* [Exercise requirements]: Look through the material below and count the lines with the string "number". Report only the count.

* [Data extracts]:
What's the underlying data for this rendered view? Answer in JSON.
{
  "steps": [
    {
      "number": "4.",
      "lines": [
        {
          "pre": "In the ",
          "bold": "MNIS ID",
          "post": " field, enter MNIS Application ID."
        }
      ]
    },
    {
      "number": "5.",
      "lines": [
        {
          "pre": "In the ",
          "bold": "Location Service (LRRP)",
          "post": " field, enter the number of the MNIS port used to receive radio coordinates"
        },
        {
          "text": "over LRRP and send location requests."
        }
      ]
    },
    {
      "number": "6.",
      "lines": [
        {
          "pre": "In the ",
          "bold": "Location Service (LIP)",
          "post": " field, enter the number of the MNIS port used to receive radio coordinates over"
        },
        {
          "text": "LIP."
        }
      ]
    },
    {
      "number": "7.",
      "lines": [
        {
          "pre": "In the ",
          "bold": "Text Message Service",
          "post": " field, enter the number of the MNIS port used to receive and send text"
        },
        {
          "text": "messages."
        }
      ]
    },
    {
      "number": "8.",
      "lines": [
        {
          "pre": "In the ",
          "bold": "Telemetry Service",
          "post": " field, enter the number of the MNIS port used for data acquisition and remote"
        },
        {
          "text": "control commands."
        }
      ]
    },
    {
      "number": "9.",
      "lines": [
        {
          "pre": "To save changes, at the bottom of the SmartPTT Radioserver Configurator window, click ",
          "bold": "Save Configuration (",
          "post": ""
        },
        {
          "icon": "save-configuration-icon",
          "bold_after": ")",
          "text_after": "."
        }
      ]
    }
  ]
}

* [Finished task]: 10